There is no merit to the claim that appellant was entitled to a mistrial because of statements made in closing arguments by the U.S. Attorney. No objection was made to any of the statements at the time. The only review is for plain error. U.S. v. Smith, 700 F.2d 627 (11th Cir.1983). In large part, if not entirely, the arguments were appropriate in view of the main thrust of the defense, which was that defendants were guilty of no criminal offense in blowing up buildings because they felt that their religious faith justified their acts. There was no plain error.


The contention that there was insufficient evidence to submit the case to the jury is frivolous. Appellant purchased four pounds of black powder from two stores and told conflicting stories about the proposed use of the powder. She was present in Goldsby's house when the bombs were constructed in the kitchen but stayed away from that room. The male co-defendants referred to the explosion plans as the "Gideon Project." Appellant wrote Goldsby stating that she was praying for the success of the Gideon Project and urging him to do the same. At trial she testified that she thought the Gideon Project was a proposed raft trip and that prayer was directed at the co-defendants' not suffering insect bites or other risks on the trip, an explanation the jury was free to disbelieve. When she learned that FBI agents were to interrogate Goldsby, she set out for his house to remove the black powder cans but was stopped by government agents before she reached there. She accompanied Goldsby when he bought dark clothing that was worn on the night of the bombing. And there was testimony that she wanted to go along with the two men to set the bombs but was told that it was too dangerous.

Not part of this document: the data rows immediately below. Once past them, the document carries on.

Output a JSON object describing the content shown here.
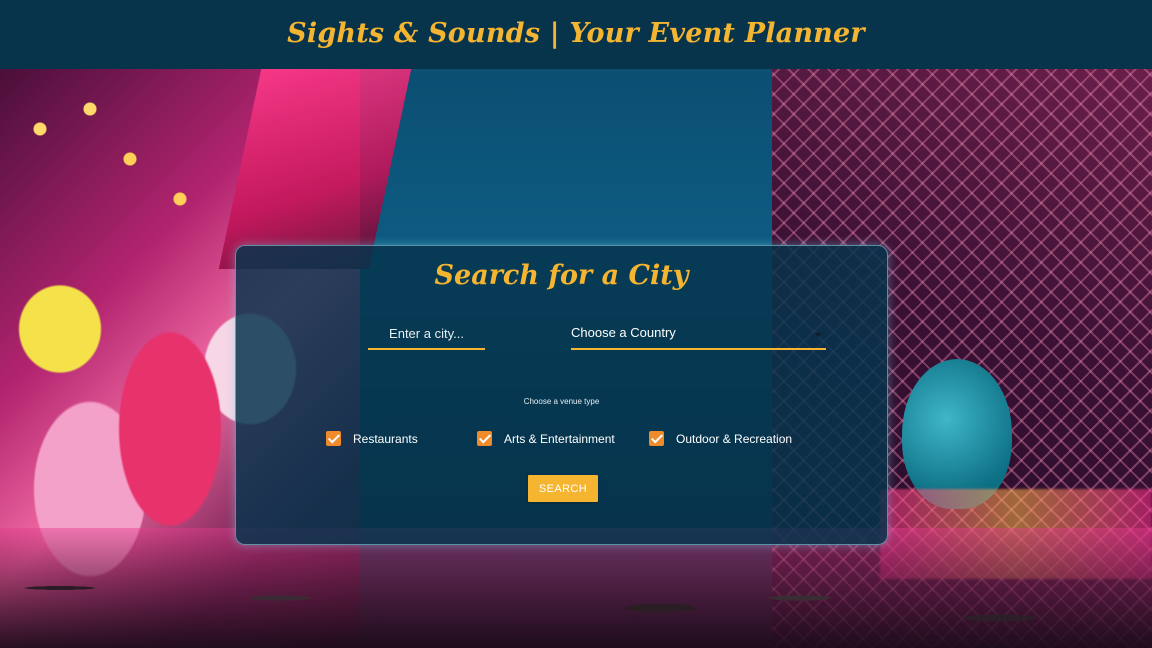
{
  "header": {
    "title": "Sights & Sounds | Your Event Planner"
  },
  "search_panel": {
    "title": "Search for a City",
    "city_input": {
      "placeholder": "Enter a city...",
      "value": ""
    },
    "country_select": {
      "selected": "Choose a Country"
    },
    "venue_caption": "Choose a venue type",
    "venue_types": [
      {
        "label": "Restaurants",
        "checked": true
      },
      {
        "label": "Arts & Entertainment",
        "checked": true
      },
      {
        "label": "Outdoor & Recreation",
        "checked": true
      }
    ],
    "search_button": "SEARCH"
  },
  "colors": {
    "header_bg": "#07344b",
    "accent": "#f5b531",
    "checkbox": "#f08b2c",
    "panel_bg": "#06344c"
  },
  "background": {
    "icon": "carnival-night-photo"
  }
}
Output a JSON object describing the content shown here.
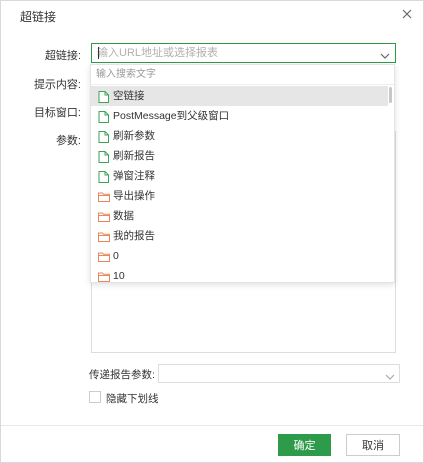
{
  "dialog": {
    "title": "超链接",
    "close_icon": "close-icon"
  },
  "form": {
    "hyperlink_label": "超链接:",
    "hint_label": "提示内容:",
    "target_label": "目标窗口:",
    "params_label": "参数:",
    "url_placeholder": "输入URL地址或选择报表",
    "pass_params_label": "传递报告参数:",
    "pass_params_value": "",
    "hide_underline_label": "隐藏下划线",
    "hide_underline_checked": false
  },
  "dropdown": {
    "search_placeholder": "输入搜索文字",
    "items": [
      {
        "label": "空链接",
        "icon": "file-icon",
        "selected": true
      },
      {
        "label": "PostMessage到父级窗口",
        "icon": "file-icon",
        "selected": false
      },
      {
        "label": "刷新参数",
        "icon": "file-icon",
        "selected": false
      },
      {
        "label": "刷新报告",
        "icon": "file-icon",
        "selected": false
      },
      {
        "label": "弹窗注释",
        "icon": "file-icon",
        "selected": false
      },
      {
        "label": "导出操作",
        "icon": "folder-icon",
        "selected": false
      },
      {
        "label": "数据",
        "icon": "folder-icon",
        "selected": false
      },
      {
        "label": "我的报告",
        "icon": "folder-icon",
        "selected": false
      },
      {
        "label": "0",
        "icon": "folder-icon",
        "selected": false
      },
      {
        "label": "10",
        "icon": "folder-icon",
        "selected": false
      }
    ]
  },
  "footer": {
    "ok_label": "确定",
    "cancel_label": "取消"
  },
  "colors": {
    "accent": "#2e9b4a",
    "file_icon": "#3aa655",
    "folder_icon": "#e8875a",
    "selected_row": "#e6e6e6"
  }
}
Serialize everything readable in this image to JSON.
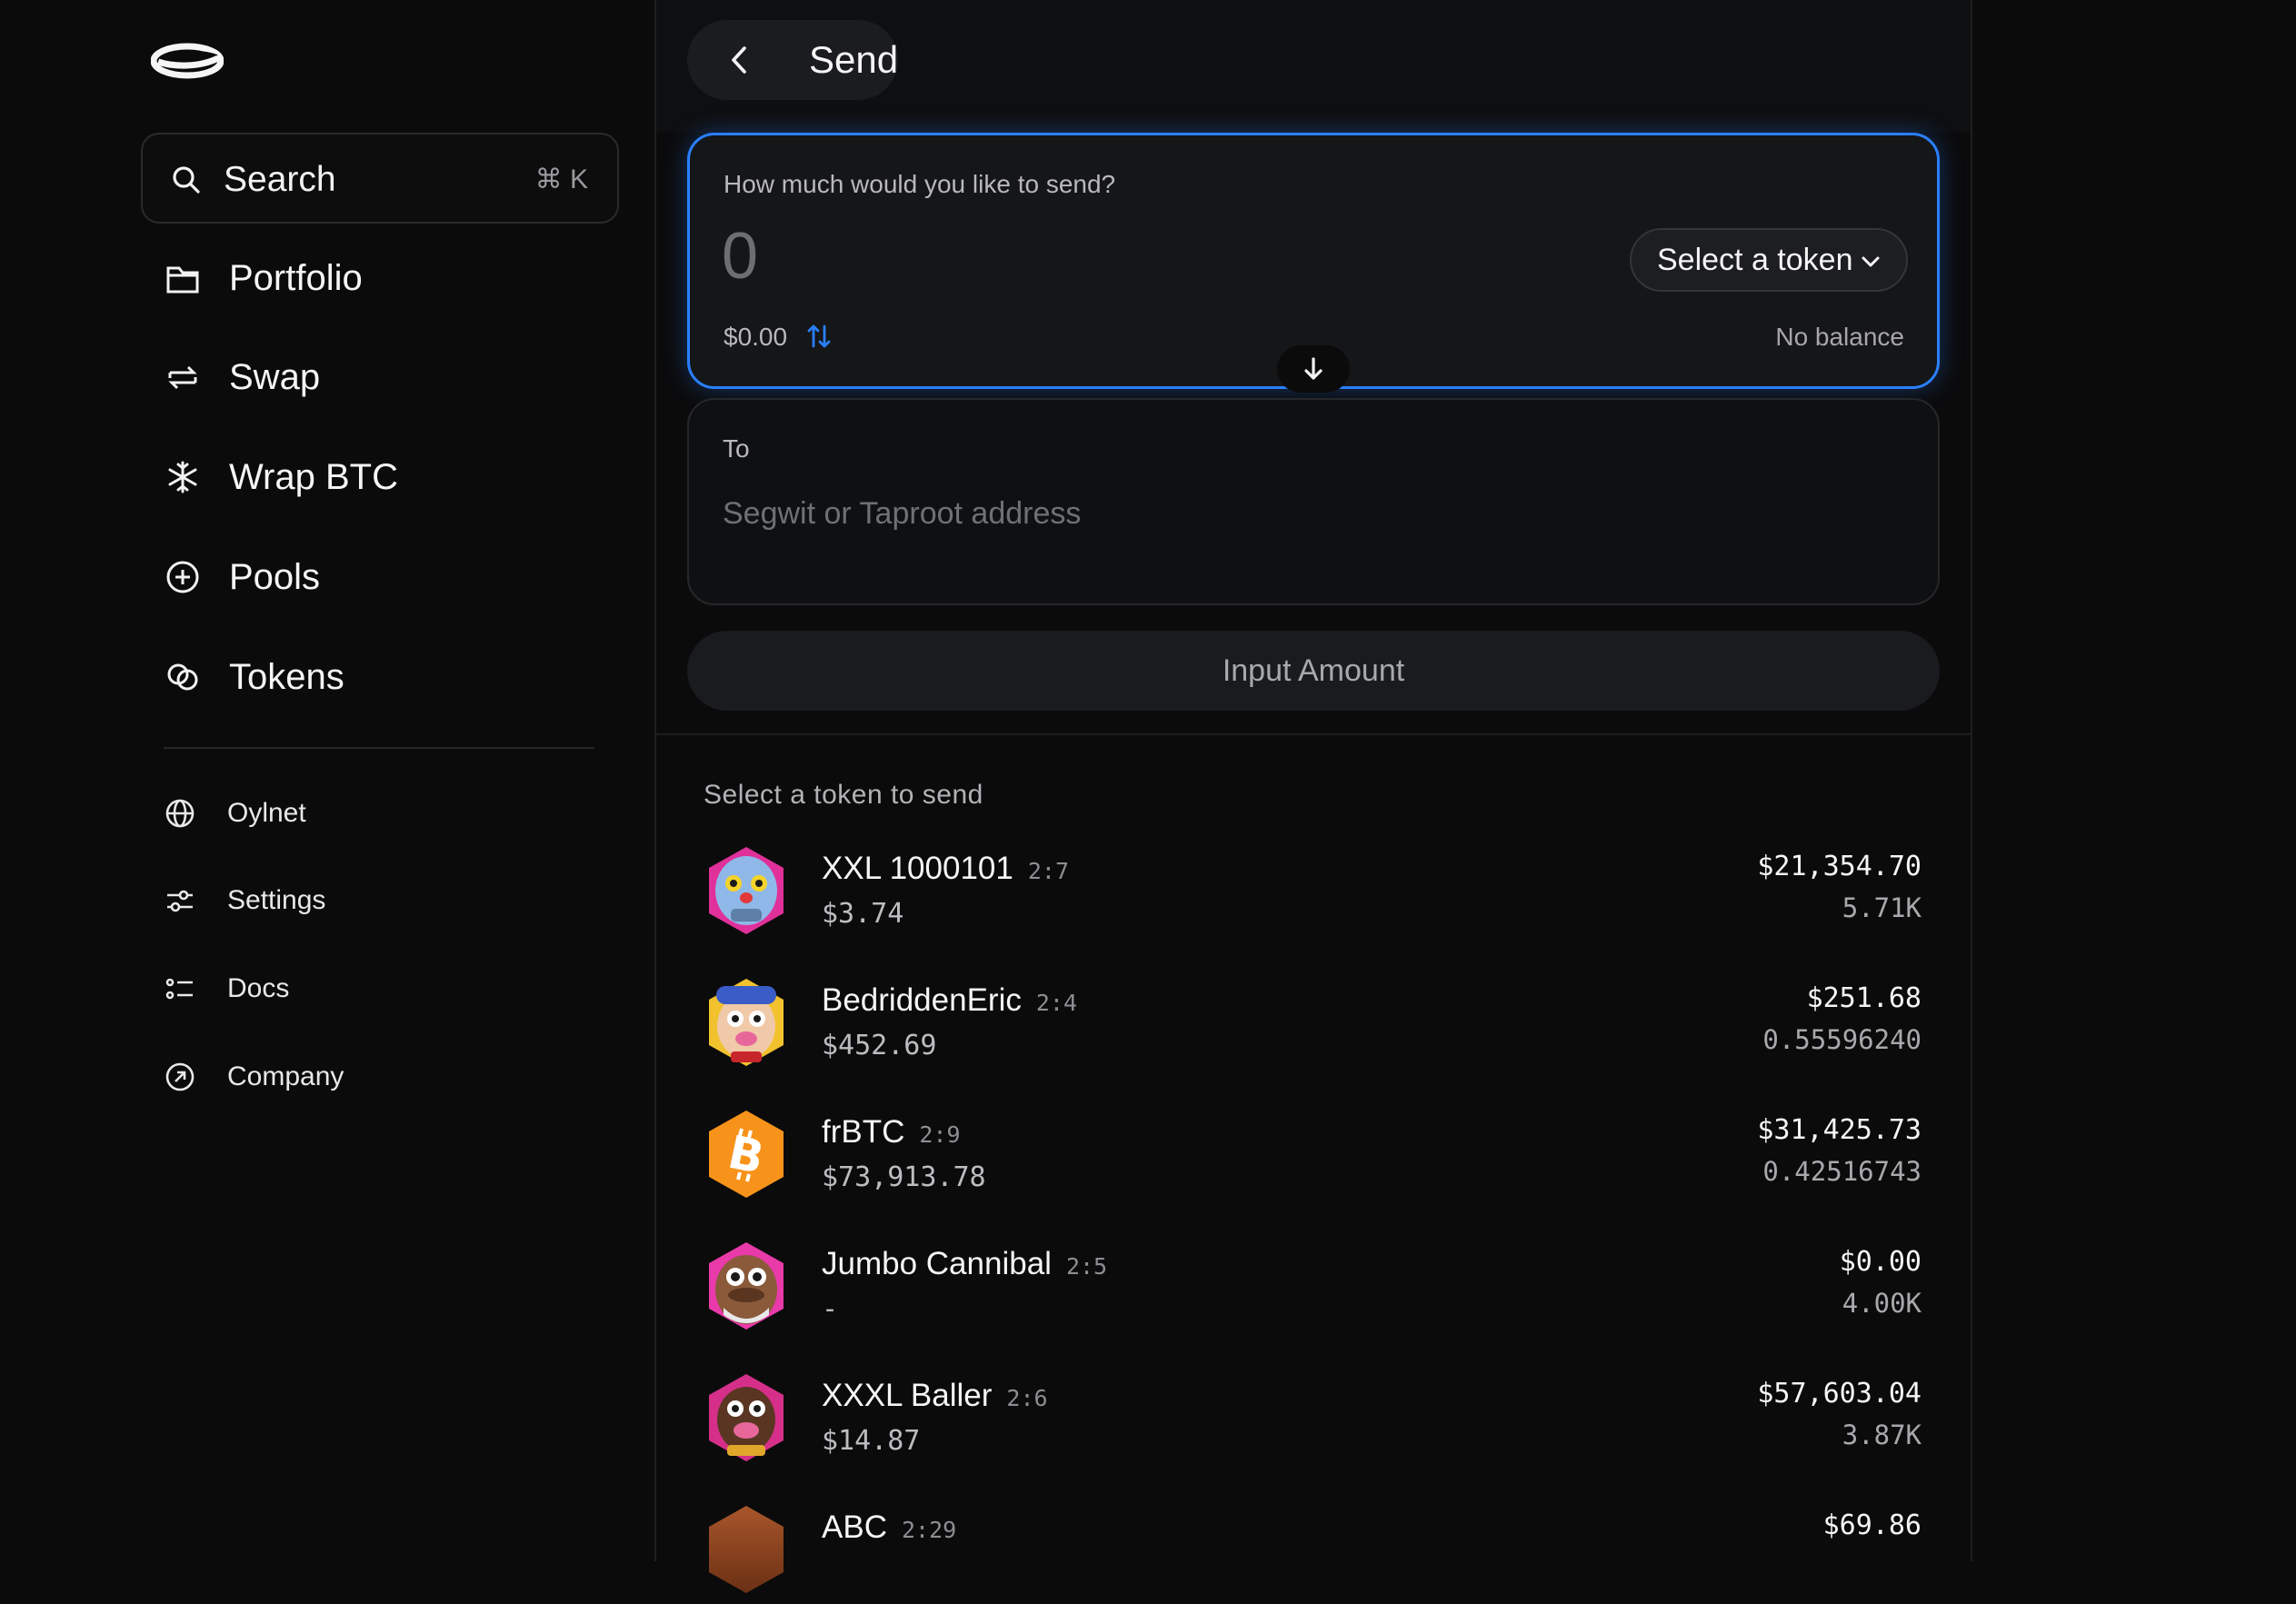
{
  "sidebar": {
    "search": {
      "label": "Search",
      "shortcut": "⌘ K"
    },
    "nav": [
      {
        "label": "Portfolio",
        "icon": "portfolio-icon"
      },
      {
        "label": "Swap",
        "icon": "swap-icon"
      },
      {
        "label": "Wrap BTC",
        "icon": "snowflake-icon"
      },
      {
        "label": "Pools",
        "icon": "plus-circle-icon"
      },
      {
        "label": "Tokens",
        "icon": "tokens-icon"
      }
    ],
    "secondary": [
      {
        "label": "Oylnet",
        "icon": "globe-icon"
      },
      {
        "label": "Settings",
        "icon": "sliders-icon"
      },
      {
        "label": "Docs",
        "icon": "list-icon"
      },
      {
        "label": "Company",
        "icon": "arrow-circle-icon"
      }
    ]
  },
  "header": {
    "back_label": "Send"
  },
  "send": {
    "question": "How much would you like to send?",
    "amount": "0",
    "usd": "$0.00",
    "token_select": "Select a token",
    "balance": "No balance",
    "to_label": "To",
    "to_placeholder": "Segwit or Taproot address",
    "submit": "Input Amount"
  },
  "token_list": {
    "title": "Select a token to send",
    "tokens": [
      {
        "name": "XXL 1000101",
        "id": "2:7",
        "price": "$3.74",
        "value": "$21,354.70",
        "qty": "5.71K",
        "avatar": "character-avatar"
      },
      {
        "name": "BedriddenEric",
        "id": "2:4",
        "price": "$452.69",
        "value": "$251.68",
        "qty": "0.55596240",
        "avatar": "character-avatar"
      },
      {
        "name": "frBTC",
        "id": "2:9",
        "price": "$73,913.78",
        "value": "$31,425.73",
        "qty": "0.42516743",
        "avatar": "bitcoin-icon"
      },
      {
        "name": "Jumbo Cannibal",
        "id": "2:5",
        "price": "-",
        "value": "$0.00",
        "qty": "4.00K",
        "avatar": "character-avatar"
      },
      {
        "name": "XXXL Baller",
        "id": "2:6",
        "price": "$14.87",
        "value": "$57,603.04",
        "qty": "3.87K",
        "avatar": "character-avatar"
      },
      {
        "name": "ABC",
        "id": "2:29",
        "price": "",
        "value": "$69.86",
        "qty": "",
        "avatar": "token-avatar"
      }
    ]
  },
  "colors": {
    "accent": "#2a7fff",
    "bitcoin": "#f7931a",
    "background": "#0b0b0c"
  }
}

Count I of the indictment referred to overt acts previous to the time established at trial as the beginning of the conspiracy. These earlier acts referred to another bombing attempt. Since these earlier acts were not proved at trial, the court decided that the best way to handle this was to send the indictment into the jury room with no deletions and to make no special note of the alleged preconspiracy overt acts. Presumably the court's reasoning was that it was better not to emphasize these unproved allegations. Lead counsel for the defendants concurred with the court's suggestion, and counsel for the appellant made no comment. About 30 minutes later the jury sent the judge a note, indicating that the indictment referred to the June 1984 acts and that it believed this subject matter was outside of the scope of its deliberations. Defense counsel made the suggestion that the court tell the jury what parts of the indictment to ignore, and the prosecution concurred in this recommendation. After further colloquy the court again stated its intention to tell the jury to disregard anything in the indictment relating to the June 1984 incident, and both the prosecutor and counsel for the appellant responded affirmatively to this suggestion. The judge read to counsel the precise wording that he intended to direct to the jury, and counsel for the appellant said "Sounds good." The suggestion that the judge's handling of this matter was error is frivolous.




The men were convicted but did not appeal